The view from here (Bangalore)

A call centre in India is the perfect vantage point from which to view life in Britain today.

Mrs V P K Singh, who has been taking calls in Bangalore for many years, has passed on this scholarly and insightful article about the UK:

The first thing that strikes one on visiting Britain is the sheer vibrant energy and colour on the teeming streets of her cities. Everywhere you look, the crowds are rushing hither and thither with packages. They are all going to the post office to return the unsuitable goods they ordered by phone from the mail-order companies.

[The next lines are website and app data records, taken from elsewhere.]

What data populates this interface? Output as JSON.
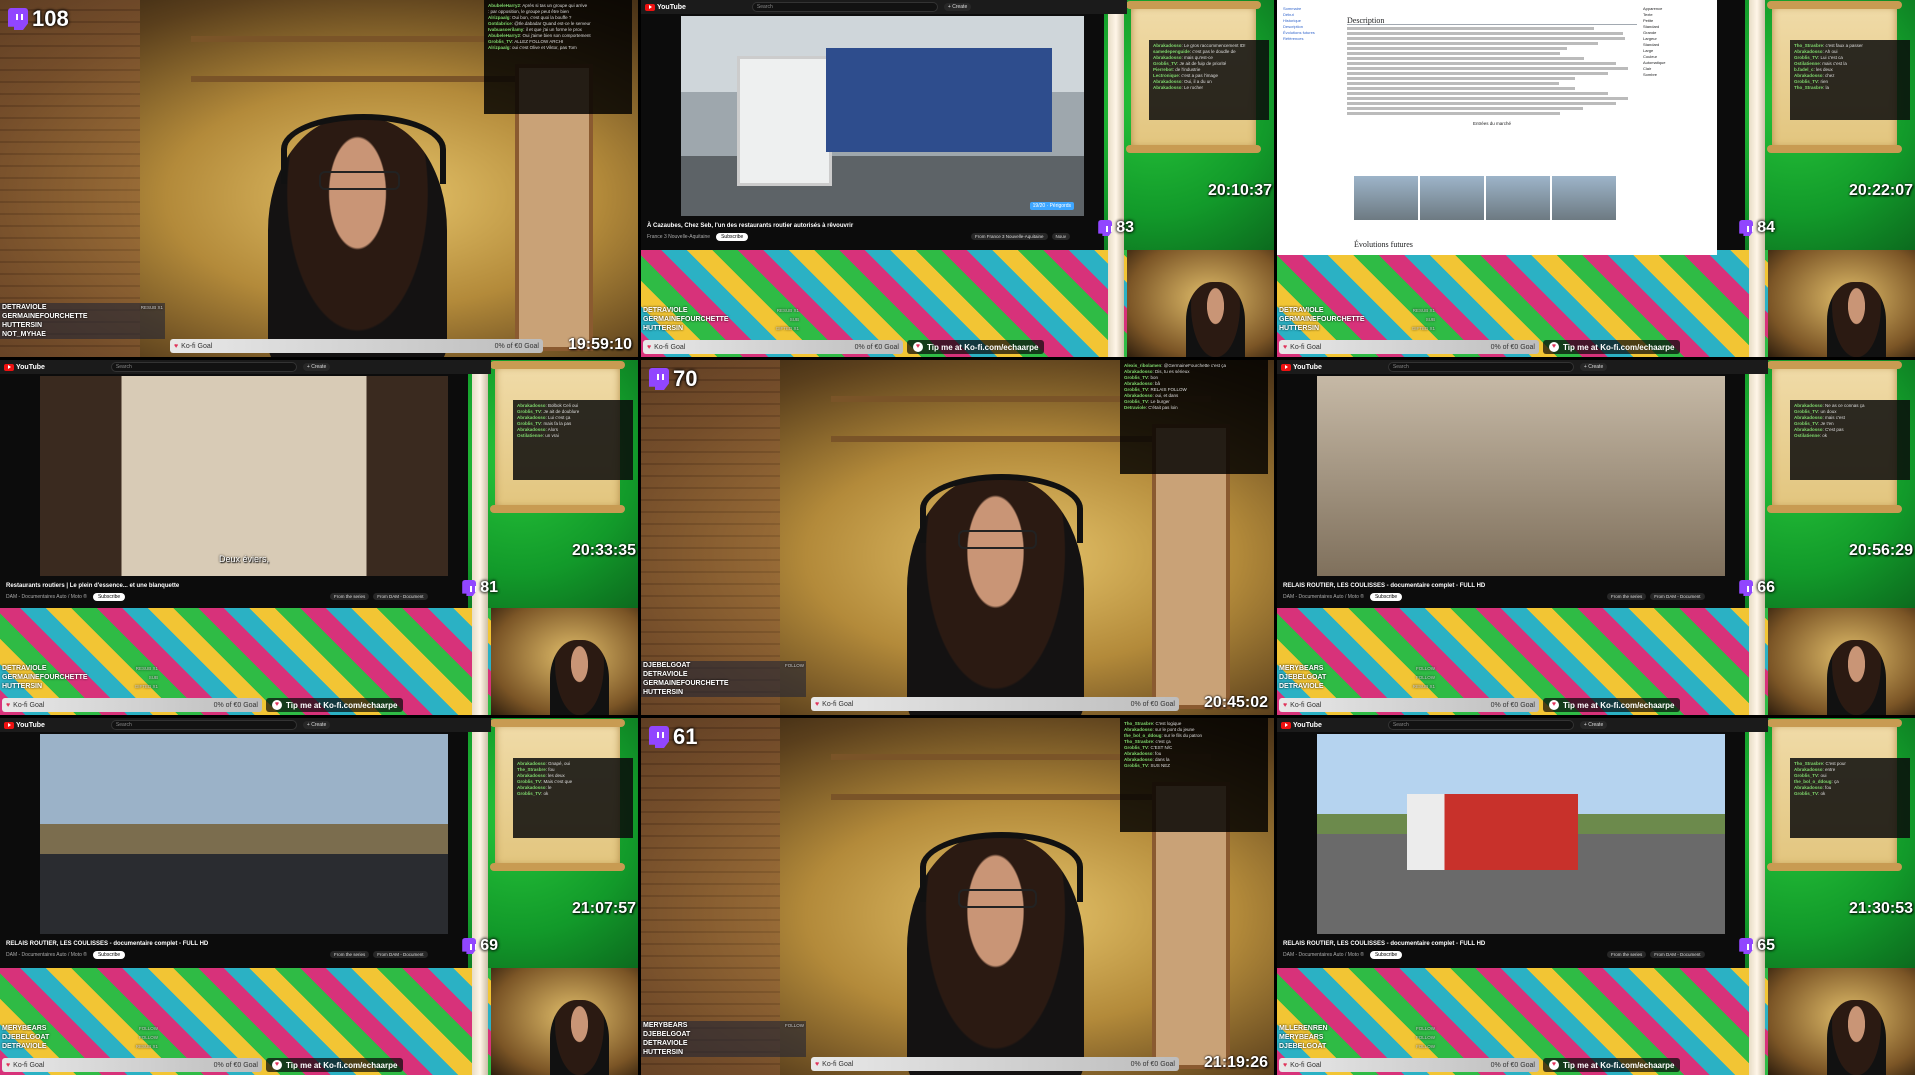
{
  "tiles": [
    {
      "id": "t1",
      "kind": "cam",
      "viewers": "108",
      "clock": "19:59:10",
      "goal": {
        "label": "Ko-fi Goal",
        "progress": "0% of €0 Goal"
      },
      "events": [
        {
          "name": "DETRAVIOLE",
          "tag": "RESUB X1"
        },
        {
          "name": "GERMAINEFOURCHETTE",
          "tag": ""
        },
        {
          "name": "HUTTERSIN",
          "tag": ""
        },
        {
          "name": "NOT_MYHAE",
          "tag": ""
        }
      ],
      "chat": [
        {
          "u": "AbubeleHarry2",
          "t": "Après si tas un groupe qui arrive"
        },
        {
          "u": "",
          "t": "par opposition, le groupe peut être bien"
        },
        {
          "u": "Alrizpaalg",
          "t": "Oui bon, c'est quoi la bouffe ?"
        },
        {
          "u": "Gotdabrice",
          "t": "@Ile.dabadar Quand est-ce le serveur"
        },
        {
          "u": "Ivabuasoerilamy",
          "t": "il et que j'ai un forme le prox"
        },
        {
          "u": "AbubeleHarry2",
          "t": "Oui j'aime bien son comportement"
        },
        {
          "u": "Groblis_TV",
          "t": "ALLEZ FOLLOW ARCHI"
        },
        {
          "u": "Alrizpaalg",
          "t": "oui c'est Olive et Viktor, pas Tom"
        }
      ]
    },
    {
      "id": "t2",
      "kind": "browser",
      "video": "truck1",
      "viewers": "83",
      "clock": "20:10:37",
      "title": "À Cazaubes, Chez Seb, l'un des restaurants routier autorisés à rêvouvrir",
      "channel": "France 3 Nouvelle-Aquitaine",
      "subscribe": "Subscribe",
      "chips": [
        "From France 3 Nouvelle-Aquitaine",
        "Nouv"
      ],
      "speedChip": "19/20 · Périgords",
      "goal": {
        "label": "Ko-fi Goal",
        "progress": "0% of €0 Goal"
      },
      "tip": "Tip me at Ko-fi.com/echaarpe",
      "events": [
        {
          "name": "DETRAVIOLE",
          "tag": "RESUB X1"
        },
        {
          "name": "GERMAINEFOURCHETTE",
          "tag": "SUB"
        },
        {
          "name": "HUTTERSIN",
          "tag": "GIFTED X1"
        }
      ],
      "chat": [
        {
          "u": "Abrakadosso",
          "t": "Le gros raccommencement ID!"
        },
        {
          "u": "samedepenguide",
          "t": "c'est pas le doudle de"
        },
        {
          "u": "Abrakadosso",
          "t": "mais qu'est-ce"
        },
        {
          "u": "Groblis_TV",
          "t": "Je ait de fuip de priorité"
        },
        {
          "u": "Pierrebot",
          "t": "de l'industrie"
        },
        {
          "u": "Lectronique",
          "t": "c'est a pas l'image"
        },
        {
          "u": "Abrakadosso",
          "t": "Oui, il a du un"
        },
        {
          "u": "Abrakadosso",
          "t": "Le rocher"
        }
      ]
    },
    {
      "id": "t3",
      "kind": "wiki",
      "viewers": "84",
      "clock": "20:22:07",
      "wikiTitle": "Description",
      "wikiSide": [
        "Sommaire",
        "Début",
        "Historique",
        "Description",
        "Évolutions futures",
        "Références"
      ],
      "wikiRight": [
        "Apparence",
        "Texte",
        "Petite",
        "Standard",
        "Grande",
        "Largeur",
        "Standard",
        "Large",
        "Couleur",
        "Automatique",
        "Clair",
        "Sombre"
      ],
      "wikiGallery": "Entrées du marché",
      "wikiSection": "Évolutions futures",
      "goal": {
        "label": "Ko-fi Goal",
        "progress": "0% of €0 Goal"
      },
      "tip": "Tip me at Ko-fi.com/echaarpe",
      "events": [
        {
          "name": "DETRAVIOLE",
          "tag": "RESUB X1"
        },
        {
          "name": "GERMAINEFOURCHETTE",
          "tag": "SUB"
        },
        {
          "name": "HUTTERSIN",
          "tag": "GIFTED X1"
        }
      ],
      "chat": [
        {
          "u": "Tho_Strasbre",
          "t": "c'est faux a passer"
        },
        {
          "u": "Abrakadosso",
          "t": "Ah oui"
        },
        {
          "u": "Groblis_TV",
          "t": "Lui c'est ca"
        },
        {
          "u": "Ostilatienne",
          "t": "mais c'est la"
        },
        {
          "u": "b.fadel_c",
          "t": "les deux"
        },
        {
          "u": "Abrakadosso",
          "t": "chez"
        },
        {
          "u": "Groblis_TV",
          "t": "rien"
        },
        {
          "u": "Tho_Strasbre",
          "t": "la"
        }
      ]
    },
    {
      "id": "t4",
      "kind": "browser",
      "video": "bath",
      "viewers": "81",
      "clock": "20:33:35",
      "title": "Restaurants routiers | Le plein d'essence... et une blanquette",
      "channel": "DAM - Documentaires Auto / Moto ®",
      "subscribe": "Subscribe",
      "chips": [
        "From the series",
        "From DAM - Document"
      ],
      "caption": "Deux éviers,",
      "goal": {
        "label": "Ko-fi Goal",
        "progress": "0% of €0 Goal"
      },
      "tip": "Tip me at Ko-fi.com/echaarpe",
      "events": [
        {
          "name": "DETRAVIOLE",
          "tag": "RESUB X1"
        },
        {
          "name": "GERMAINEFOURCHETTE",
          "tag": "SUB"
        },
        {
          "name": "HUTTERSIN",
          "tag": "GIFTED X1"
        }
      ],
      "chat": [
        {
          "u": "Abrakadosso",
          "t": "Bolbok Celi oui"
        },
        {
          "u": "Groblis_TV",
          "t": "Je ait de doublure"
        },
        {
          "u": "Abrakadosso",
          "t": "Lui c'est ça"
        },
        {
          "u": "Groblis_TV",
          "t": "mais fa la pas"
        },
        {
          "u": "Abrakadosso",
          "t": "Alors"
        },
        {
          "u": "Ostilatienne",
          "t": "un vrai"
        }
      ]
    },
    {
      "id": "t5",
      "kind": "cam",
      "viewers": "70",
      "clock": "20:45:02",
      "goal": {
        "label": "Ko-fi Goal",
        "progress": "0% of €0 Goal"
      },
      "events": [
        {
          "name": "DJEBELGOAT",
          "tag": "FOLLOW"
        },
        {
          "name": "DETRAVIOLE",
          "tag": ""
        },
        {
          "name": "GERMAINEFOURCHETTE",
          "tag": ""
        },
        {
          "name": "HUTTERSIN",
          "tag": ""
        }
      ],
      "chat": [
        {
          "u": "Alexis_ribolamen",
          "t": "@GermaineFourchette c'est ça"
        },
        {
          "u": "Abrakadosso",
          "t": "Dis, tu es sérieux"
        },
        {
          "u": "Groblis_TV",
          "t": "bon"
        },
        {
          "u": "Abrakadosso",
          "t": "bâ"
        },
        {
          "u": "Groblis_TV",
          "t": "RELAIS FOLLOW"
        },
        {
          "u": "Abrakadosso",
          "t": "oui, et dans"
        },
        {
          "u": "Groblis_TV",
          "t": "Le burger"
        },
        {
          "u": "Detraviole",
          "t": "C'était pas loin"
        }
      ]
    },
    {
      "id": "t6",
      "kind": "browser",
      "video": "crowd",
      "viewers": "66",
      "clock": "20:56:29",
      "title": "RELAIS ROUTIER, LES COULISSES - documentaire complet - FULL HD",
      "channel": "DAM - Documentaires Auto / Moto ®",
      "subscribe": "Subscribe",
      "chips": [
        "From the series",
        "From DAM - Document"
      ],
      "goal": {
        "label": "Ko-fi Goal",
        "progress": "0% of €0 Goal"
      },
      "tip": "Tip me at Ko-fi.com/echaarpe",
      "events": [
        {
          "name": "MERYBEARS",
          "tag": "FOLLOW"
        },
        {
          "name": "DJEBELGOAT",
          "tag": "FOLLOW"
        },
        {
          "name": "DETRAVIOLE",
          "tag": "RESUB X1"
        }
      ],
      "chat": [
        {
          "u": "Abrakadosso",
          "t": "Ne as ce connas ça"
        },
        {
          "u": "Groblis_TV",
          "t": "un doux"
        },
        {
          "u": "Abrakadosso",
          "t": "mais c'est"
        },
        {
          "u": "Groblis_TV",
          "t": "Je t'en"
        },
        {
          "u": "Abrakadosso",
          "t": "C'est pas"
        },
        {
          "u": "Ostilatienne",
          "t": "ok"
        }
      ]
    },
    {
      "id": "t7",
      "kind": "browser",
      "video": "car",
      "viewers": "69",
      "clock": "21:07:57",
      "title": "RELAIS ROUTIER, LES COULISSES - documentaire complet - FULL HD",
      "channel": "DAM - Documentaires Auto / Moto ®",
      "subscribe": "Subscribe",
      "chips": [
        "From the series",
        "From DAM - Document"
      ],
      "goal": {
        "label": "Ko-fi Goal",
        "progress": "0% of €0 Goal"
      },
      "tip": "Tip me at Ko-fi.com/echaarpe",
      "events": [
        {
          "name": "MERYBEARS",
          "tag": "FOLLOW"
        },
        {
          "name": "DJEBELGOAT",
          "tag": "FOLLOW"
        },
        {
          "name": "DETRAVIOLE",
          "tag": "RESUB X1"
        }
      ],
      "chat": [
        {
          "u": "Abrakadosso",
          "t": "Gnapé, oui"
        },
        {
          "u": "The_Strasbre",
          "t": "fou"
        },
        {
          "u": "Abrakadosso",
          "t": "les deux"
        },
        {
          "u": "Groblis_TV",
          "t": "Mais c'est que"
        },
        {
          "u": "Abrakadosso",
          "t": "le"
        },
        {
          "u": "Groblis_TV",
          "t": "ok"
        }
      ]
    },
    {
      "id": "t8",
      "kind": "cam",
      "viewers": "61",
      "clock": "21:19:26",
      "goal": {
        "label": "Ko-fi Goal",
        "progress": "0% of €0 Goal"
      },
      "events": [
        {
          "name": "MERYBEARS",
          "tag": "FOLLOW"
        },
        {
          "name": "DJEBELGOAT",
          "tag": ""
        },
        {
          "name": "DETRAVIOLE",
          "tag": ""
        },
        {
          "name": "HUTTERSIN",
          "tag": ""
        }
      ],
      "chat": [
        {
          "u": "Tho_Strasbre",
          "t": "C'est logique"
        },
        {
          "u": "Abrakadosso",
          "t": "sur le pont du jeune"
        },
        {
          "u": "the_bol_o_ddoug",
          "t": "sur le fils du patron"
        },
        {
          "u": "Tho_Strasbre",
          "t": "c'est ça"
        },
        {
          "u": "Groblis_TV",
          "t": "C'EST N/C"
        },
        {
          "u": "Abrakadosso",
          "t": "fou"
        },
        {
          "u": "Abrakadosso",
          "t": "dans la"
        },
        {
          "u": "Groblis_TV",
          "t": "SUS NEZ"
        }
      ]
    },
    {
      "id": "t9",
      "kind": "browser",
      "video": "road",
      "viewers": "65",
      "clock": "21:30:53",
      "title": "RELAIS ROUTIER, LES COULISSES - documentaire complet - FULL HD",
      "channel": "DAM - Documentaires Auto / Moto ®",
      "subscribe": "Subscribe",
      "chips": [
        "From the series",
        "From DAM - Document"
      ],
      "goal": {
        "label": "Ko-fi Goal",
        "progress": "0% of €0 Goal"
      },
      "tip": "Tip me at Ko-fi.com/echaarpe",
      "events": [
        {
          "name": "MLLERENREN",
          "tag": "FOLLOW"
        },
        {
          "name": "MERYBEARS",
          "tag": "FOLLOW"
        },
        {
          "name": "DJEBELGOAT",
          "tag": "FOLLOW"
        }
      ],
      "chat": [
        {
          "u": "Tho_Strasbre",
          "t": "C'est pour"
        },
        {
          "u": "Abrakadosso",
          "t": "entre"
        },
        {
          "u": "Groblis_TV",
          "t": "oui"
        },
        {
          "u": "the_bol_o_ddoug",
          "t": "ça"
        },
        {
          "u": "Abrakadosso",
          "t": "fou"
        },
        {
          "u": "Groblis_TV",
          "t": "ok"
        }
      ]
    }
  ],
  "ui": {
    "search": "Search",
    "create": "+ Create",
    "brand": "YouTube"
  },
  "colors": {
    "twitch": "#9146ff",
    "youtube": "#e11",
    "kofi": "#e0335a"
  }
}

The packages are like large padded envelopes and those who carry them are called “Jiffy wallahs”.

Mrs VPK Singh (orange sari) in full flow

Sacred cars wander about the streets at will and the people are so devoted to these cars that they pay large sums of money every year in the belief that this will prevent evil befalling them.

Britain is a land of contrasts where the old rubs shoulders with the new. Although it is advanced in many ways, it still has not shaken off the old caste system. There are still the untouchables who have no star button on their telephone and therefore no chance of making progress in life.

When making a telephone call, the British make a point of mentioning their caste, so, for example, they will begin a conversation with the word “high” – sometimes represented as “hi”. Members of the higher castes can be identified by their customer reference numbers.

Although there is great poverty and hardship, the people have an impressive dignity. Even those who may have to subsist on as little as 300 catalogues a year accept their lot with a calm resignation. This is based on their strong belief that they always have a number of options; there is always a choice of buttons to press. In Britain, however lowly a man may be, he knows his call is important to somebody.

When a girl reaches the age of 18 it is not uncommon for her parents to arrange car insurance for her with a company she has never met. This even happens with members of the educated classes. In most cases, the girl obeys without protest and dutifully takes on this lifetime commitment to premiums.

One is always aware of the strong spiritual element in British life. The numerous religions are a vital part of the culture. Everywhere you see the holy men who somehow manage to perform incredible feats of endurance, such as hanging on the telephone for as long as 40 minutes, listening to the ringing tone.

The basis of most religions is the notion that, in our life on this earth, we are “held in a queue”, but if we are patient and stoical, sooner or later a “representative” will be with us – probably in an afterlife.

Worshippers of the cruel and unforgiving god Vivaldi believe that in our lives all our calls may be recorded, then after our death – or expiry date, as it is known – these calls will be used to train future generations, so that, in a very real sense, we achieve immortality.

To me, one of the most attractive religions of that country is the one which says you may do whatever you please in this life because, whenever you choose to, you can have all your sins consolidated on one card and they will be gradually forgiven.

So this is Britain, with its centuries-old traditions, where the months and seasons are still measured out in direct debits, where families are held together by their respect for the household insurance premium, where every moment is “a particularly busy time”, where customs are valued and the ordinary people have a simple faith in 0800 and a fatalistic acceptance of the customer reference number that life has dealt them.

I am now going to read this back to you to see that everything is correct.

Now, is there anything else I can help you with today?